** Record extracts follows **
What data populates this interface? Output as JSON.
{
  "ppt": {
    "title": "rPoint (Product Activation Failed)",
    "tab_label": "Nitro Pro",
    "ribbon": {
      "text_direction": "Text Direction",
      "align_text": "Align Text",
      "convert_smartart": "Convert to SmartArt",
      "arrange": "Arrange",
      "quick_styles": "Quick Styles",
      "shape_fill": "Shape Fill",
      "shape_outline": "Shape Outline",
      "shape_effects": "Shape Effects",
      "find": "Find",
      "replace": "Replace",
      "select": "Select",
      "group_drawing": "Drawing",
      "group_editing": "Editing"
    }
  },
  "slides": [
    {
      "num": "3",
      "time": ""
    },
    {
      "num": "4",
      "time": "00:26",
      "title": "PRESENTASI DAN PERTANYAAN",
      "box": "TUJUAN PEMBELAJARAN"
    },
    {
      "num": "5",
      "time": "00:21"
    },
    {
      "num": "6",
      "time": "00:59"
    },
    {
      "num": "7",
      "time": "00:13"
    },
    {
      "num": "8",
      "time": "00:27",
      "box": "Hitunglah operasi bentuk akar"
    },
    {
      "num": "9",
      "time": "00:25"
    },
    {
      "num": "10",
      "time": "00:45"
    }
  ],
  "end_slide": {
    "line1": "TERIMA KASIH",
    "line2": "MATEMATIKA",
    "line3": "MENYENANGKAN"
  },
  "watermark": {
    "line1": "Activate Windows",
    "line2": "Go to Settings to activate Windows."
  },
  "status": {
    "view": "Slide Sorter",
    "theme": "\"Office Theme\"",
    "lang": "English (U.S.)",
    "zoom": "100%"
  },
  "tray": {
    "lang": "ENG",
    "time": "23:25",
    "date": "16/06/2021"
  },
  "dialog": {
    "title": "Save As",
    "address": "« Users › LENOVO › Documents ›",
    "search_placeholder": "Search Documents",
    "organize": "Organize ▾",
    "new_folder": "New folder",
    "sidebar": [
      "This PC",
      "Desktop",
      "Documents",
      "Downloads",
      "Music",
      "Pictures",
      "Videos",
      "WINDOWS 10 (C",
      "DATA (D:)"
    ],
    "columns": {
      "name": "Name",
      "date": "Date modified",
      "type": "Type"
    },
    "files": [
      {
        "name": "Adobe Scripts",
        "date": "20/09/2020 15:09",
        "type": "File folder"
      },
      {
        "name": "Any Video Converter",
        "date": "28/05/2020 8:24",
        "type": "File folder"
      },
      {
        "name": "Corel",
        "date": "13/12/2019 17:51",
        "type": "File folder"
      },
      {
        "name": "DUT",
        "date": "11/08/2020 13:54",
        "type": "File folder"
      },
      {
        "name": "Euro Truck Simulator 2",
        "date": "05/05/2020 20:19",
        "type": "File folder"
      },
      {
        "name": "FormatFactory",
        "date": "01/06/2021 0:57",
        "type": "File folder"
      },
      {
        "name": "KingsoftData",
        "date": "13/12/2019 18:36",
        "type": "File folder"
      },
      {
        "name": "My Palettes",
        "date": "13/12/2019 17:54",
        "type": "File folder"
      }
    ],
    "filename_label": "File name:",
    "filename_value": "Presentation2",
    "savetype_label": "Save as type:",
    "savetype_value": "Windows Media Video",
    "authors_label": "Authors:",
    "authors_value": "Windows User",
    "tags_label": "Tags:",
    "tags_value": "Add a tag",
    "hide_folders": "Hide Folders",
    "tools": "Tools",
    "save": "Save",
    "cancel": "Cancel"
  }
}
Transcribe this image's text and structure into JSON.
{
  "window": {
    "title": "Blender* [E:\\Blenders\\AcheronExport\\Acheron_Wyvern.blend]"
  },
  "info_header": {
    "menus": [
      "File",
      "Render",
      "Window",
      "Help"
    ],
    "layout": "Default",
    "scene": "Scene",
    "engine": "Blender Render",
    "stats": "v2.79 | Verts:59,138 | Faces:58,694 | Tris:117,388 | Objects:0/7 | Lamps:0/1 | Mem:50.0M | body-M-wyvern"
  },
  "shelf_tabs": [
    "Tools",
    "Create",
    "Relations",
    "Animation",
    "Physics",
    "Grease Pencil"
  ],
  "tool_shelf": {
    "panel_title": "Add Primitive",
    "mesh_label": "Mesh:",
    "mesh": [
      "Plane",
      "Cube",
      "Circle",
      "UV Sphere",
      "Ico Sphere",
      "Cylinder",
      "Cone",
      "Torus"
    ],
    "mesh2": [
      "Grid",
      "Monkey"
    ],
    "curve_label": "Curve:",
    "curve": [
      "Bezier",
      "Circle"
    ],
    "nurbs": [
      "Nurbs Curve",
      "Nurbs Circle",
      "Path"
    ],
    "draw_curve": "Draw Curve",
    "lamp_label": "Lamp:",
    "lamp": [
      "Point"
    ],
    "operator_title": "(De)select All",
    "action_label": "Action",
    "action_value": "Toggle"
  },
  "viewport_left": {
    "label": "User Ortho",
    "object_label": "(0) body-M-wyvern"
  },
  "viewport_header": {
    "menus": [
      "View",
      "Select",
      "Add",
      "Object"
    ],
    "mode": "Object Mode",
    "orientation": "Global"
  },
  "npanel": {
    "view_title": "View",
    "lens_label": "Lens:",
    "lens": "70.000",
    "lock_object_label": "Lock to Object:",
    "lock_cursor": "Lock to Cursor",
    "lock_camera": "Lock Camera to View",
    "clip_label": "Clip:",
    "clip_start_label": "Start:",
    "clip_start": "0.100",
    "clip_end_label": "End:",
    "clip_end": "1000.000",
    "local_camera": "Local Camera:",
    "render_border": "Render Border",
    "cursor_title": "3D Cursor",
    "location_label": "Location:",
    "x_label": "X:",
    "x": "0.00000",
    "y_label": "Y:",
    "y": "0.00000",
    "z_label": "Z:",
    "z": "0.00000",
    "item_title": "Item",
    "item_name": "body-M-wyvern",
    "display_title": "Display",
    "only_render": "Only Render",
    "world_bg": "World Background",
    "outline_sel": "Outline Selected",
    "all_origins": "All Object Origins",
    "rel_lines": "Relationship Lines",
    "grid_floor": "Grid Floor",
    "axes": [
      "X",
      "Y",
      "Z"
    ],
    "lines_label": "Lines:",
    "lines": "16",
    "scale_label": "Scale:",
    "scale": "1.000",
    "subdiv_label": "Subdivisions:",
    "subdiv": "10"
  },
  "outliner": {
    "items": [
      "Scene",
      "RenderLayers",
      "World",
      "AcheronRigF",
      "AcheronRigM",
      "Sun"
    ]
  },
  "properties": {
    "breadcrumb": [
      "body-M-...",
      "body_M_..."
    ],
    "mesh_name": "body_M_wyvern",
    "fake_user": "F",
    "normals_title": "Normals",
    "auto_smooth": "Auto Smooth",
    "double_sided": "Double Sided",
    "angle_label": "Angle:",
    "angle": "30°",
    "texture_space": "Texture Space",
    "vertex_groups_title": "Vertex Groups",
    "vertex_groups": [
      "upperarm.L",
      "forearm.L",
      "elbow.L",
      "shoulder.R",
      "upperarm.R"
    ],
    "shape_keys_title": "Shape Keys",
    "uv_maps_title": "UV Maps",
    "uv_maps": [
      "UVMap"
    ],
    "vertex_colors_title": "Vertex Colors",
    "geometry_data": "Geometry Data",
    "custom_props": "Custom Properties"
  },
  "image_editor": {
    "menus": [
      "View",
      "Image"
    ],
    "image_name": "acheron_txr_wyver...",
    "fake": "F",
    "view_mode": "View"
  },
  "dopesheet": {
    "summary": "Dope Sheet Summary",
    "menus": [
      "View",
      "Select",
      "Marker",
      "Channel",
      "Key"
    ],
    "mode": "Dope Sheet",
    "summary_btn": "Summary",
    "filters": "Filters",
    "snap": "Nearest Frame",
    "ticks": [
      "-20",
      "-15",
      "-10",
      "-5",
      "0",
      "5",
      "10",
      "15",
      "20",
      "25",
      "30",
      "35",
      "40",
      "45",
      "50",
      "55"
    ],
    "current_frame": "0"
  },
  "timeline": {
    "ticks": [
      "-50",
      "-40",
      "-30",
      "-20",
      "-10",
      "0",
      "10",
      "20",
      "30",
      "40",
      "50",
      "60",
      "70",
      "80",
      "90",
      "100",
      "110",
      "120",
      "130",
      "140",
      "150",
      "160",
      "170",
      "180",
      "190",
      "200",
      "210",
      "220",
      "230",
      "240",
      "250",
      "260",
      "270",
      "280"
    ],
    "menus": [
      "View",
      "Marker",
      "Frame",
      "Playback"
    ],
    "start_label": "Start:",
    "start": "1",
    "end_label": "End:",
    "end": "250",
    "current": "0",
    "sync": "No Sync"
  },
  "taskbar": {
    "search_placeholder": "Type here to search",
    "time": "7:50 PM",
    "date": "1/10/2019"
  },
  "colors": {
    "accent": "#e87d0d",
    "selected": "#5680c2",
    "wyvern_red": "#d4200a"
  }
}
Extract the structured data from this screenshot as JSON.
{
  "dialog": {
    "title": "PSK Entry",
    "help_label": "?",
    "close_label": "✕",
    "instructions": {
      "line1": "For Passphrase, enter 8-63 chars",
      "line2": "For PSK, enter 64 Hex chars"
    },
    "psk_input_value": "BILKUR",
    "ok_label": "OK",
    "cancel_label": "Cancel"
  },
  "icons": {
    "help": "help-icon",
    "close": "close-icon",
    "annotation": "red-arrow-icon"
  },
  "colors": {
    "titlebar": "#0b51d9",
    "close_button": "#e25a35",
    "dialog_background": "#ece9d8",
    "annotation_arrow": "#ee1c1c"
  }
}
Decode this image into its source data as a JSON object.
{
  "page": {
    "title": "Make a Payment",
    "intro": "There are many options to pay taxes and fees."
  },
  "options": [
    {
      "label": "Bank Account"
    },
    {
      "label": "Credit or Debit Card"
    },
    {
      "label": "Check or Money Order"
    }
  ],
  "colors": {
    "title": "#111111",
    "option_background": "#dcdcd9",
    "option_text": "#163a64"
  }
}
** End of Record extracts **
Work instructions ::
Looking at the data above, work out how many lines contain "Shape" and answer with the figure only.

Response below ::
4